ScottW
ScottW

You're welcome Andre! And I agree with you on the following: "I doubt they’d build a new ballpark without a parking deck and you shouldn’t start a new project without looking at the potential impact." I hope that the entity responsible for the project, if and when it happens, takes a good look at the overall impact. It would go a long way towards making an enjoyable evening at whatever event is going on.

Tom Brander
Tom Brander

It seems this is just another small corner of the broken city Government. hopefully you shedding some light on it will inspire some poor overworked city Department head to get on with fixing it. Revenue collection would seem that it ought to be important to the city. On the other hand,, too aggressive a plan would choke off commercial activity and make people more reluctant to "go downtown" some some finesse is needed, not something the local Gov't is known for...

ScottW
ScottW

Guess I'm in the minority then when it comes to parking problems. Can't say I'd be alone in this but I can say that there's been plenty of occasions when even trying to get to a deck, let alone a space on the street during a major event like a concert or festival was unbelievable.
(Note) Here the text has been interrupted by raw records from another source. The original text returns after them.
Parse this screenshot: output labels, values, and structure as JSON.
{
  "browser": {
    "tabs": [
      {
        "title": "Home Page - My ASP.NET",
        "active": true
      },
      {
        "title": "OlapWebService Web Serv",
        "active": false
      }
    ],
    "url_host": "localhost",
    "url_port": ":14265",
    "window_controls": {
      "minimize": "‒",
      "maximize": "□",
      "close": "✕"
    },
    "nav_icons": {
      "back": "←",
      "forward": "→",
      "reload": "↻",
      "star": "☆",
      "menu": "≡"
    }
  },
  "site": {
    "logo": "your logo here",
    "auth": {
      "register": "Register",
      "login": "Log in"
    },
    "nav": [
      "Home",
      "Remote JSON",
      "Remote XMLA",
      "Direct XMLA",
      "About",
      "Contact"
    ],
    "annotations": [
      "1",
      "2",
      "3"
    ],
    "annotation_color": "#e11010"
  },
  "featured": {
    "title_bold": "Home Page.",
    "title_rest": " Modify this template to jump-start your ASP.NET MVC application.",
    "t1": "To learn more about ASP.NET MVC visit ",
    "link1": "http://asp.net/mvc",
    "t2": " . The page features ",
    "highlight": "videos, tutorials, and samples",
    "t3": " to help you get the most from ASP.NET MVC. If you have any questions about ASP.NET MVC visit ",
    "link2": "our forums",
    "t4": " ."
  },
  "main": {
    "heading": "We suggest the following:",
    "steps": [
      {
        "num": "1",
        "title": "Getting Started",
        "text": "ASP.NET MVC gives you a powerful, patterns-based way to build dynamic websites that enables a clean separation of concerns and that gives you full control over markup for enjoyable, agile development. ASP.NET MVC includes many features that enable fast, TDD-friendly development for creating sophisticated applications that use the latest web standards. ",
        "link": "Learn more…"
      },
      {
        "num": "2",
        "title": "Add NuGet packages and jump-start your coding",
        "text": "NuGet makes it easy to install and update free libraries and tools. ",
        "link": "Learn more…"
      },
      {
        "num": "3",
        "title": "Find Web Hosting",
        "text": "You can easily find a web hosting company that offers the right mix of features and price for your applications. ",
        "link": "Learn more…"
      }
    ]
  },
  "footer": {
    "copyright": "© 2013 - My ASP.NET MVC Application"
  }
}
Now, I'm not referring to your everyday, go to town, park and walk to the office type thing here. I meant in my post that parking during an event is an issue. Traffic snarls added to this makes trying to attend an event less than desirable. This is why alleviating parking/traffic issues before building a stadium of any kind would be very welcomed from the patrons who spent a lot of money for tickets to attend them.
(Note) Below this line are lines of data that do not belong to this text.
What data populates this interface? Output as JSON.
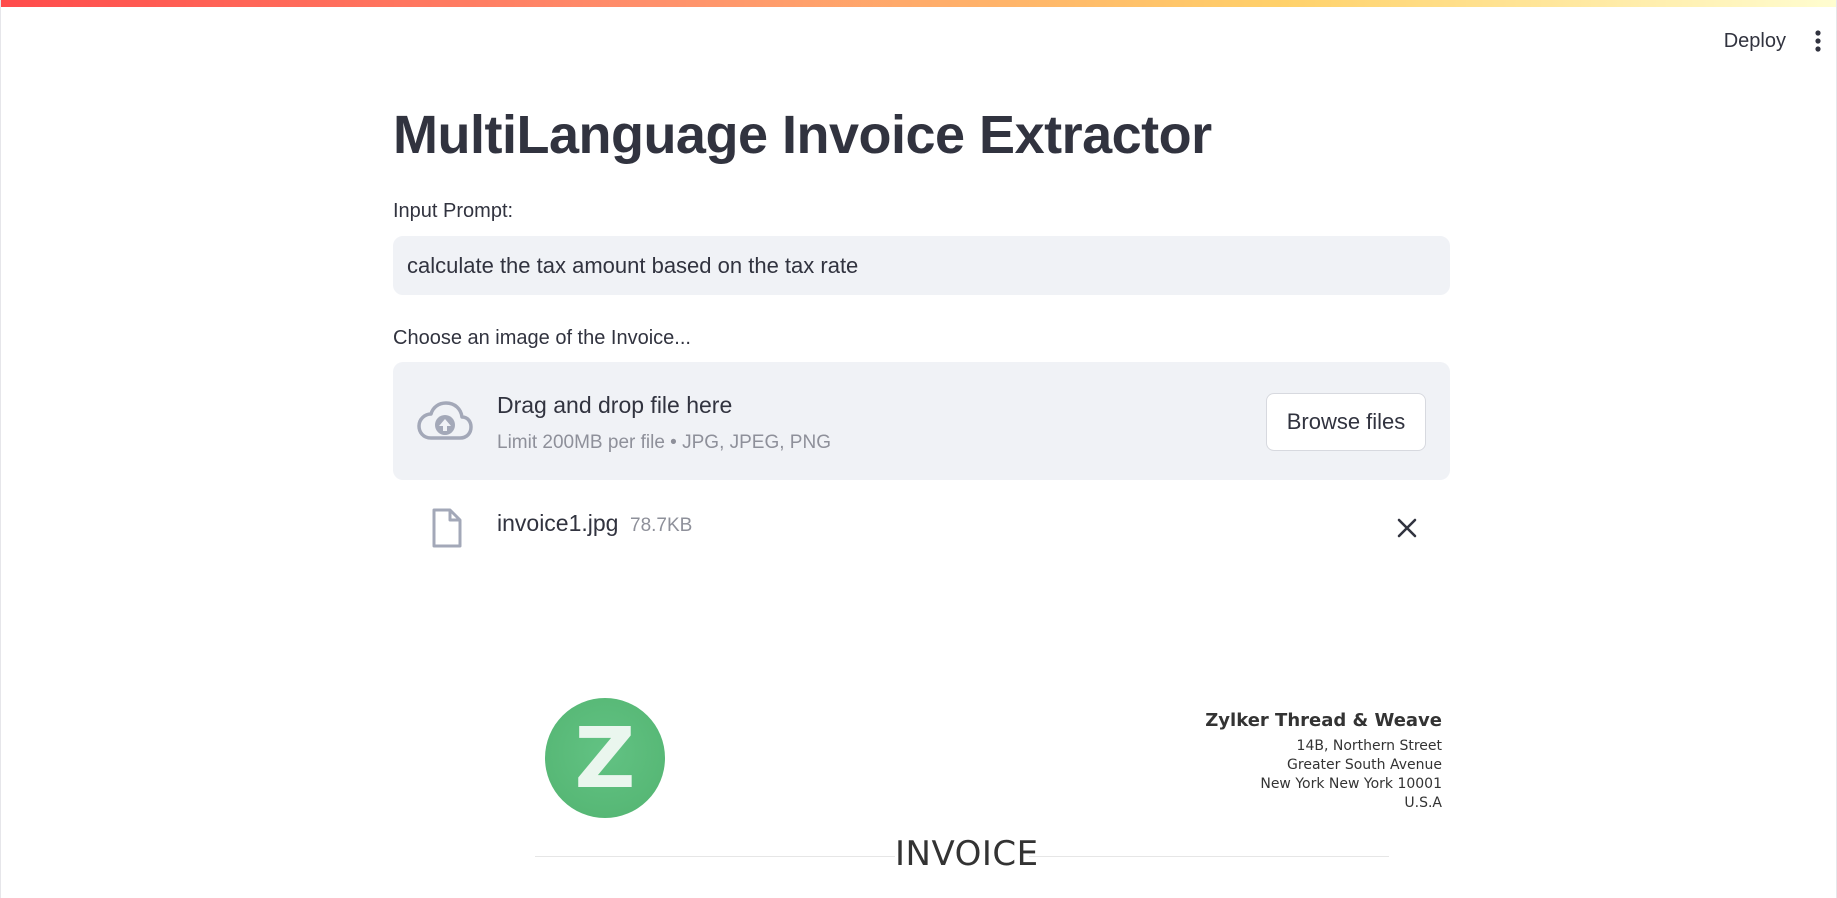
{
  "toolbar": {
    "deploy_label": "Deploy",
    "menu_icon": "kebab-menu-icon"
  },
  "main": {
    "title": "MultiLanguage Invoice Extractor",
    "prompt": {
      "label": "Input Prompt:",
      "value": "calculate the tax amount based on the tax rate"
    },
    "uploader": {
      "label": "Choose an image of the Invoice...",
      "icon": "cloud-upload-icon",
      "drop_title": "Drag and drop file here",
      "drop_limit": "Limit 200MB per file • JPG, JPEG, PNG",
      "browse_label": "Browse files"
    },
    "uploaded_file": {
      "icon": "file-icon",
      "name": "invoice1.jpg",
      "size": "78.7KB",
      "remove_icon": "close-icon"
    },
    "invoice_preview": {
      "logo_letter": "Z",
      "company_name": "Zylker Thread & Weave",
      "address_lines": [
        "14B, Northern Street",
        "Greater South Avenue",
        "New York New York 10001",
        "U.S.A"
      ],
      "heading": "INVOICE"
    }
  },
  "colors": {
    "text": "#31333f",
    "muted": "#8e909a",
    "input_bg": "#f0f2f6",
    "icon": "#a3a8b8",
    "logo_green": "#57b876"
  }
}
Andre Natta
Andre Natta

Thanks for the comment! I don't think you're in the minority, but I do think that it's more of an issue of making it easier to use all of the parking options available and making sure folks are aware of all of them. I think that information is one of the issues that keeps everyone out in the dark and things operating as they currently are. I'd also say that you can't fully solve the issues until you know just what they'll be; I doubt they'd build a new ballpark without a parking deck and you shouldn't start a new project without looking at the potential impact. I'll save most of my comments until tomorrow's post, as they're relevant to it as well. Hopefully it will spark some more conversation as well.

Wade Kwon
Wade Kwon
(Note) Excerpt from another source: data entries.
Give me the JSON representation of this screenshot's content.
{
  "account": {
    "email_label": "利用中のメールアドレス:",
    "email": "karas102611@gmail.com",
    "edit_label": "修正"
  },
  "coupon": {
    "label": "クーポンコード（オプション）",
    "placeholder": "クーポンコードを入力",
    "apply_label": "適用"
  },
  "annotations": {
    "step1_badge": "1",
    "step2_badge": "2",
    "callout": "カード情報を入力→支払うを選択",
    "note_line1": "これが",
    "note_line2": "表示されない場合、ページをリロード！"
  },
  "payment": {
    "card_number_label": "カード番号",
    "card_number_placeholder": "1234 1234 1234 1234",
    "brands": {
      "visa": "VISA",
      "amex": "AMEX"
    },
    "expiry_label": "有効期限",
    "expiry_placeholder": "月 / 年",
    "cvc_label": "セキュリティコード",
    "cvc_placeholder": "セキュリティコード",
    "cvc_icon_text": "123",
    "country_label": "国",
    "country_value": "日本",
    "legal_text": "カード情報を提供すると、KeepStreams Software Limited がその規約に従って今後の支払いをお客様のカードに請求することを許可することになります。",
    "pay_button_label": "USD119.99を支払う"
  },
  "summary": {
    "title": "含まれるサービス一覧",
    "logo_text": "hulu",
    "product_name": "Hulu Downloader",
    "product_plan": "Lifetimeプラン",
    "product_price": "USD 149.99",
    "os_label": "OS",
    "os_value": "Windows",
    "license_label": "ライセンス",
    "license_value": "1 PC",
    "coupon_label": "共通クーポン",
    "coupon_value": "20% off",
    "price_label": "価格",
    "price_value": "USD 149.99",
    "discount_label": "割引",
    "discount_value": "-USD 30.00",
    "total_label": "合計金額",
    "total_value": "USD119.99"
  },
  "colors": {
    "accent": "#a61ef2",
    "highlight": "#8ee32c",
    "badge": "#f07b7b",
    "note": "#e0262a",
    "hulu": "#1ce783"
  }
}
Events vary greatly. I haven't been to Crawfish Boil in years, so I don't know the situation there. At a typical BJCC event (2K to 17K attendees), I haven't had an issue. At Sidewalk Moving Picture Festival (5K attendees), I haven't had an issue. At April's Paint the Town Red (maybe 1K attendees), no issue. Maybe I'm going to the wrong events.

John
John

Wade, driving around looking for a space at Five Points can take a while, especially waiting to make those left turns on green. But I've never seen the public deck behind Pickwick Plaza fill up... so it's not so much a lack of parking places, but high expectations about where I'll be able find them that keeps me on the prowl.

Spencer Wyatt
Spencer Wyatt

My car's parked at a broken meter on 2nd Ave N right now. It's a pretty convenient problem. Like Wade, I never have trouble parking anywhere but UAB/Five Points S.

Wade Kwon
Wade Kwon

Besides UAB during the day, I would also add Five Points South as a sometimes challenging parking area. But as someone who parks in various parts of town day and night, I have had almost no problems finding a space within a reasonable time and distance of my destination. Often, I can find a busted or missing meter to save that quarter. If you really believe there's a parking issue in downtown Birmingham, come take a ride with me sometime.

david
david

1. There's no parking problem downtown, there's a walking problem. 2. a baseball park downtown is the only hope i see in unifying the city and righting Birmingham's present course.

Andre Natta
Andre Natta

Not really sure if a downtown ballpark is the only hope, but I definitely think it's a piece of a larger puzzle. Hopefully it, or something else of that magnitude, can get started continuing the momentum...